The Magellanic penguin is sometimes called the jackass penguin.

Magellanic penguins come ashore at the same places to gather in the same nests with the same mates as years before to breed and hatch their eggs. The males begin to arrive at the end of August to get their nests ready to receive the females in September. After mating and laying their eggs, both males and females share the responsibilities of incubation for 40 days, after which their young hatch. Between February and March, the young are the first to take off for their almost yearlong stay at sea. The adults finally abandon their colonies in April to take to the sea, traveling as far as the latitudes of Brazil.

The largest colony of Magellanic penguins is on Punta Tombo in Chubut with a population of approximately 500.000 adults; there has been a considerable reduction in their numbers since the mid-1990s.

As human beings, we are accustomed to having practically all types of animals flee when we come near them. Few species show any curiosity for getting closer to us. But the whale offers a singular opportunity to establish a link, even if only a temporary one. And here, in Argentina, on the Valdés Peninsula,(Chubut Province), 1,400 kilometers south of Buenos Aires, travelers can witness one of the world's most famed natural spectacles, while enjoying the docile presence of these huge mammals.

This Argentine coastal region is one of the largest whale mating grounds in the world, ranking after South Africa, whose coastal waters receive periodic visits of between 2,000 and 3,000 whales out of the 6,000 that are estimated to populate the world's oceans.
Beaches still waiting to be discovered; an open untroubled sky, free of tall buildings and gray smokestacks, and the placid waters of the gulf: This is the scenario chosen as from May each year by the southern right whales. This tranquil seascape off the coast of the Valdés Peninsula is the place of preference for the reproductive cycle and most sublime moment in the lives of these 15-meter-long sea-going mammals.
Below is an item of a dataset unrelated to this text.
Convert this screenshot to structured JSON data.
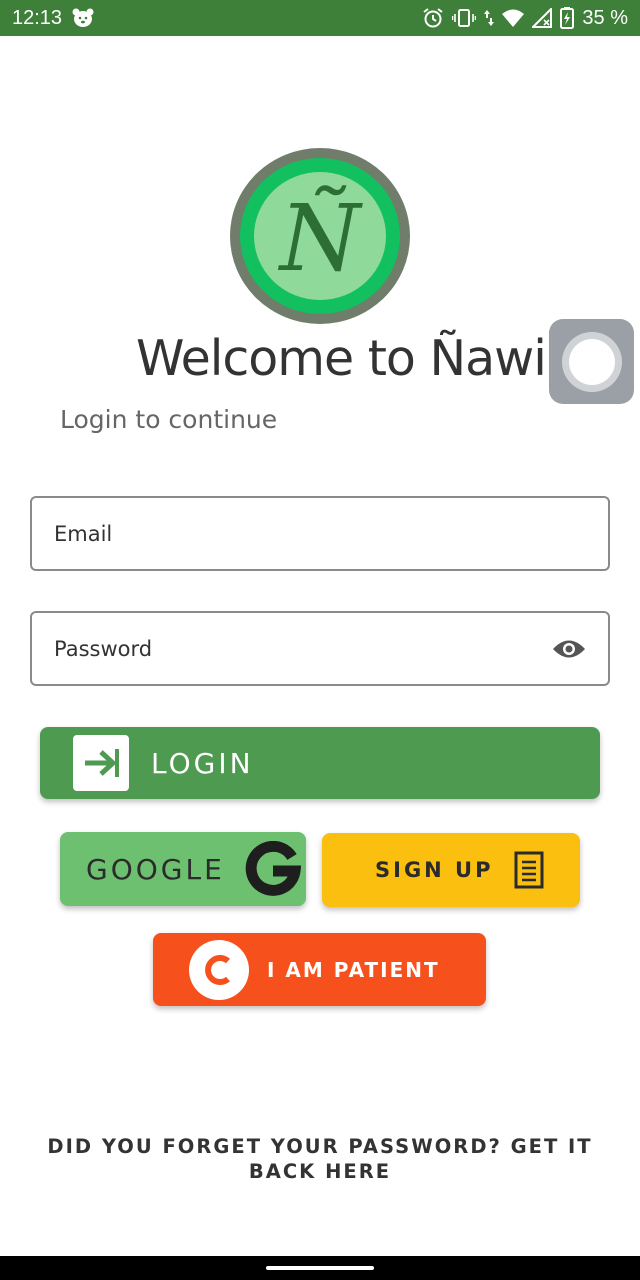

The mating rite is marked by the twists and turns of the courting dance, spectacular leaps into the air and crashing dives back into the sea, an exciting show that usually takes place a couple of kilometers off shore.

Several males at a time stir the foamy sea with antics that have little to do with their habitual behavior. They become aggressive with one another in their attempts to seduce the same female. The female resists at first, but eventually gives in to the charms of one of her suitors. The male's reproductive organs store an enormous amount of semen (some 500 kilograms per testicle), enough to impregnate several females. When the female finally accepts the male's overtures, coitus takes place with both whales in a vertical position, facing one another, with their heads out of the water. The joyous result of this encounter is the birth of a whale calf, about five meters in length, that grows at a rate of 35 centimeters a day thereafter. Whale cows give birth once every three years and the gestation period is 12 months.